Fast forward today. I wish that I had gone snorkeling that day. I wish that I had faced my fear like times before. I don’t know what made that time in the Caribbean different. I don’t know why I couldn’t do what I did when I was younger when I continued diving off that board after being injured. I don’t know why seeing the deep water was the thing that made me so afraid the next day in swimming class. The fact of the matter is, I never drowned in any of those instances, including after my fall into the ocean. The fact is, I have always made it safely to my destinations in heavy rain. I am no psychologist, but I suspect, it has something to do with trust and faith.
On the first day of diving lessons, the instructor saw my fear and talked me through it. He kept telling me that I was a strong swimmer and that he wouldn’t let anything happen to me. He said that he would come to get me if I couldn’t make it up to the top.
The next day, when I looked at the bottom of the pool and became afraid, I kept that fear to myself; so, my instructor couldn’t help me. Years later in adult swimming class, I told my instructor my story and he also assured me that he wouldn’t let anything happen to me. I trusted his expertise and experience just like I did with my childhood swim instructor.
In the Caribbean, I trusted no one. My fellow vacationers help keep me safe by yelling until they got the attention of the crew. I didn’t trust them on the way back and decided to sit in the speedboat. My cousin who knew my history with deep water tried to get me to face my fear by going snorkeling anyway. I didn’t trust her reassurance. I didn’t trust the crew who had the expertise and experience to keep me safe. In my daily life, as I drive through heavy rain at a snail’s pace, I realize that I trust no one, not even my 30 years of driving experience. I have allowed my fear of deep water to manifest into a fear of any water that seems more powerful than me.
Yet, my fear makes no sense to God. 2 Timothy 1:7 reminds us that “God has not given us a spirit of fear, but of power and of love and of a sound mind.”
As a writer and actress, I face fear every time I sit before the page and stand on the stage. Every time I stand in a pulpit to preach or before an audience to teach Bible study, I do it in spite of my fear. The fear never goes away, I do it anyway because I have learned to trust God in those instances.
Reflecting on my experience with fear of water, if I apply this truth, I know that the one that I need to trust in God. While trained divers and swimmers are great, and my driving experience is great, the only way I can really face my fear is to face my fear internally. I must trust the Holy Spirit to give me the wisdom to swim in deep waters and the wisdom to drive safely in heavy rains.
Trusting God is the only way to embrace a life of fearless living.
Now, it’s your turn…
Prompt for Thought: What fear do you need to face with God’s help?
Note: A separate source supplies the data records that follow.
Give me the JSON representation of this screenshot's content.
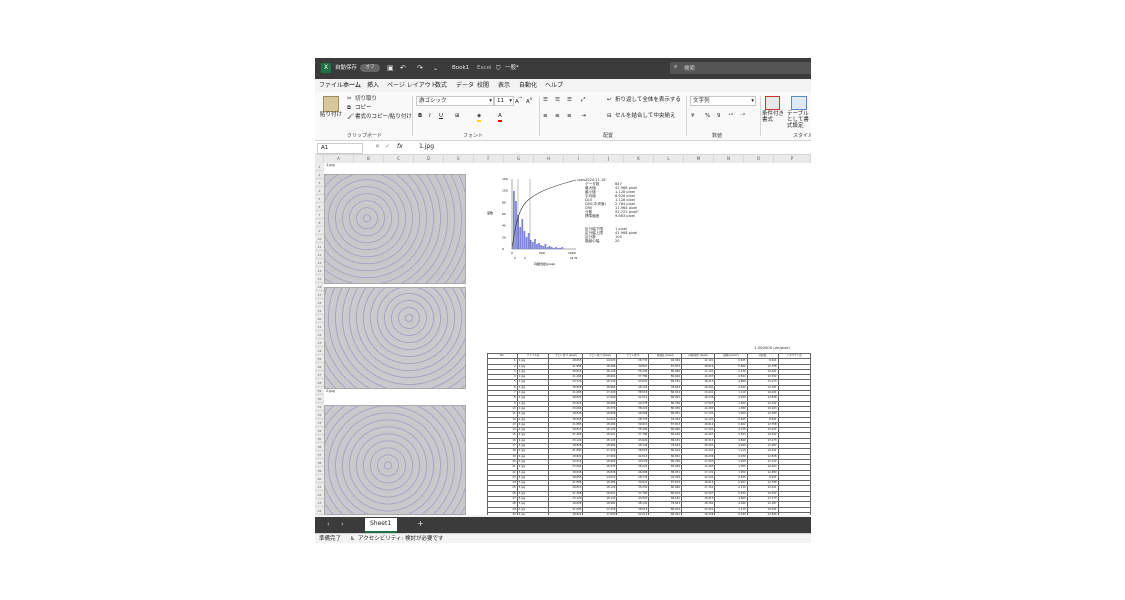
{
  "titlebar": {
    "autosave_label": "自動保存",
    "autosave_state": "オフ",
    "filename": "Book1",
    "app": "Excel",
    "sensitivity": "一般*",
    "search_placeholder": "検索"
  },
  "menu": [
    "ファイル",
    "ホーム",
    "挿入",
    "ページ レイアウト",
    "数式",
    "データ",
    "校閲",
    "表示",
    "自動化",
    "ヘルプ"
  ],
  "ribbon": {
    "paste": "貼り付け",
    "cut": "切り取り",
    "copy": "コピー",
    "format_painter": "書式のコピー/貼り付け",
    "group_clipboard": "クリップボード",
    "font_name": "游ゴシック",
    "font_size": "11",
    "group_font": "フォント",
    "wrap_text": "折り返して全体を表示する",
    "merge_center": "セルを結合して中央揃え",
    "group_alignment": "配置",
    "number_format": "文字列",
    "group_number": "数値",
    "cond_format": "条件付き書式",
    "table_format": "テーブルとして書式設定",
    "group_style": "スタイル"
  },
  "formula": {
    "name_box": "A1",
    "fx": "fx",
    "value": "1.jpg"
  },
  "columns": [
    "A",
    "B",
    "C",
    "D",
    "E",
    "F",
    "G",
    "H",
    "I",
    "J",
    "K",
    "L",
    "M",
    "N",
    "O",
    "P"
  ],
  "sheet": {
    "a1": "1.jpg",
    "img_label_2": "2.jpg",
    "img_label_3": "3.jpg",
    "scale_label": "1.000000 μm/pixel"
  },
  "histogram": {
    "y_ticks": [
      "120",
      "100",
      "80",
      "60",
      "40",
      "20",
      "0"
    ],
    "x_ticks": [
      "0",
      "500",
      "1000"
    ],
    "x_sub": [
      "0",
      "4",
      "41.3k"
    ],
    "xlabel": "円相当径(pixel)",
    "pct_label": "100%",
    "ylabel": "度数"
  },
  "stats": {
    "date": "2024.11.18",
    "rows": [
      [
        "データ数",
        "847"
      ],
      [
        "最大値",
        "41.988 pixel"
      ],
      [
        "最小値",
        "1.128 pixel"
      ],
      [
        "平均値",
        "6.626 pixel"
      ],
      [
        "D10",
        "1.128 pixel"
      ],
      [
        "D50(中央値)",
        "2.764 pixel"
      ],
      [
        "D90",
        "11.964 pixel"
      ],
      [
        "分散",
        "92.722 pixel²"
      ],
      [
        "標準偏差",
        "9.863 pixel"
      ]
    ],
    "rows2": [
      [
        "区分幅下限",
        "1 pixel"
      ],
      [
        "区分幅上限",
        "41.988 pixel"
      ],
      [
        "区分数",
        "100"
      ],
      [
        "階級の幅",
        "20"
      ]
    ]
  },
  "table": {
    "headers": [
      "No.",
      "ファイル名",
      "フェレ径 X (pixel)",
      "フェレ径 Y (pixel)",
      "フェレ径 D",
      "周囲長 (pixel)",
      "円相当径 (pixel)",
      "面積 (pixel²)",
      "円形度",
      "アスペクト比"
    ],
    "rows": [
      [
        "1",
        "1.jpg",
        "18.655",
        "14.023",
        "28.733",
        "94.394",
        "12.101",
        "0.635",
        "8.641"
      ],
      [
        "2",
        "1.jpg",
        "21.885",
        "18.284",
        "39.821",
        "87.813",
        "18.614",
        "0.902",
        "12.798"
      ],
      [
        "3",
        "1.jpg",
        "29.813",
        "18.129",
        "35.230",
        "80.066",
        "17.101",
        "2.130",
        "12.441"
      ],
      [
        "4",
        "1.jpg",
        "21.466",
        "18.601",
        "37.786",
        "80.044",
        "14.207",
        "0.594",
        "10.332"
      ],
      [
        "5",
        "1.jpg",
        "23.120",
        "18.143",
        "43.620",
        "89.181",
        "18.313",
        "4.860",
        "13.173"
      ],
      [
        "6",
        "1.jpg",
        "18.828",
        "18.984",
        "48.144",
        "78.643",
        "18.181",
        "4.040",
        "12.187"
      ],
      [
        "7",
        "1.jpg",
        "21.083",
        "17.429",
        "38.518",
        "86.914",
        "13.441",
        "1.119",
        "10.441"
      ],
      [
        "8",
        "1.jpg",
        "18.822",
        "17.600",
        "42.014",
        "86.091",
        "16.236",
        "0.039",
        "12.848"
      ],
      [
        "9",
        "1.jpg",
        "23.616",
        "18.960",
        "42.078",
        "86.766",
        "17.563",
        "1.200",
        "12.132"
      ],
      [
        "10",
        "1.jpg",
        "23.064",
        "18.376",
        "38.224",
        "80.056",
        "14.183",
        "1.380",
        "10.263"
      ],
      [
        "11",
        "2.jpg",
        "18.848",
        "18.848",
        "46.898",
        "88.951",
        "17.131",
        "1.950",
        "12.380"
      ],
      [
        "12",
        "2.jpg",
        "18.655",
        "14.023",
        "28.733",
        "94.394",
        "12.101",
        "0.635",
        "8.641"
      ],
      [
        "13",
        "2.jpg",
        "21.885",
        "18.284",
        "39.821",
        "87.813",
        "18.614",
        "0.902",
        "12.798"
      ],
      [
        "14",
        "2.jpg",
        "29.813",
        "18.129",
        "35.230",
        "80.066",
        "17.101",
        "2.130",
        "12.441"
      ],
      [
        "15",
        "2.jpg",
        "21.466",
        "18.601",
        "37.786",
        "80.044",
        "14.207",
        "0.594",
        "10.332"
      ],
      [
        "16",
        "2.jpg",
        "23.120",
        "18.143",
        "43.620",
        "89.181",
        "18.313",
        "4.860",
        "13.173"
      ],
      [
        "17",
        "2.jpg",
        "18.828",
        "18.984",
        "48.144",
        "78.643",
        "18.181",
        "4.040",
        "12.187"
      ],
      [
        "18",
        "2.jpg",
        "21.083",
        "17.429",
        "38.518",
        "86.914",
        "13.441",
        "1.119",
        "10.441"
      ],
      [
        "19",
        "2.jpg",
        "18.822",
        "17.600",
        "42.014",
        "86.091",
        "16.236",
        "0.039",
        "12.848"
      ],
      [
        "20",
        "2.jpg",
        "23.616",
        "18.960",
        "42.078",
        "86.766",
        "17.563",
        "1.200",
        "12.132"
      ],
      [
        "21",
        "2.jpg",
        "23.064",
        "18.376",
        "38.224",
        "80.056",
        "14.183",
        "1.380",
        "10.263"
      ],
      [
        "22",
        "3.jpg",
        "18.848",
        "18.848",
        "46.898",
        "88.951",
        "17.131",
        "1.950",
        "12.380"
      ],
      [
        "23",
        "3.jpg",
        "18.655",
        "14.023",
        "28.733",
        "94.394",
        "12.101",
        "0.635",
        "8.641"
      ],
      [
        "24",
        "3.jpg",
        "21.885",
        "18.284",
        "39.821",
        "87.813",
        "18.614",
        "0.902",
        "12.798"
      ],
      [
        "25",
        "3.jpg",
        "29.813",
        "18.129",
        "35.230",
        "80.066",
        "17.101",
        "2.130",
        "12.441"
      ],
      [
        "26",
        "3.jpg",
        "21.466",
        "18.601",
        "37.786",
        "80.044",
        "14.207",
        "0.594",
        "10.332"
      ],
      [
        "27",
        "3.jpg",
        "23.120",
        "18.143",
        "43.620",
        "89.181",
        "18.313",
        "4.860",
        "13.173"
      ],
      [
        "28",
        "3.jpg",
        "18.828",
        "18.984",
        "48.144",
        "78.643",
        "18.181",
        "4.040",
        "12.187"
      ],
      [
        "29",
        "3.jpg",
        "21.083",
        "17.429",
        "38.518",
        "86.914",
        "13.441",
        "1.119",
        "10.441"
      ],
      [
        "30",
        "3.jpg",
        "18.822",
        "17.600",
        "42.014",
        "86.091",
        "16.236",
        "0.039",
        "12.848"
      ],
      [
        "31",
        "3.jpg",
        "23.616",
        "18.960",
        "42.078",
        "86.766",
        "17.563",
        "1.200",
        "12.132"
      ],
      [
        "32",
        "4.jpg",
        "23.064",
        "18.376",
        "38.224",
        "80.056",
        "14.183",
        "1.380",
        "10.263"
      ],
      [
        "33",
        "4.jpg",
        "18.848",
        "18.848",
        "46.898",
        "88.951",
        "17.131",
        "1.950",
        "12.380"
      ],
      [
        "34",
        "4.jpg",
        "18.655",
        "14.023",
        "28.733",
        "94.394",
        "12.101",
        "0.635",
        "8.641"
      ],
      [
        "35",
        "4.jpg",
        "21.885",
        "18.284",
        "39.821",
        "87.813",
        "18.614",
        "0.902",
        "12.798"
      ]
    ]
  },
  "tabs": {
    "sheet": "Sheet1",
    "add": "+"
  },
  "status": {
    "ready": "準備完了",
    "accessibility": "アクセシビリティ: 検討が必要です"
  }
}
What would happen to that fear if you imagined Jesus being with you while you faced that fear? Read the story of Peter walking on water. What does his story say about fear?
Prayer for the Journey: God, we are mere mortals who fear all kinds of things. Help us in our unbelief. Help us to see you instead of the thing of which we are afraid. Help us to feel your presence instead of the fear. Help us to have faith and trust in you. In Jesus’ name. Amen.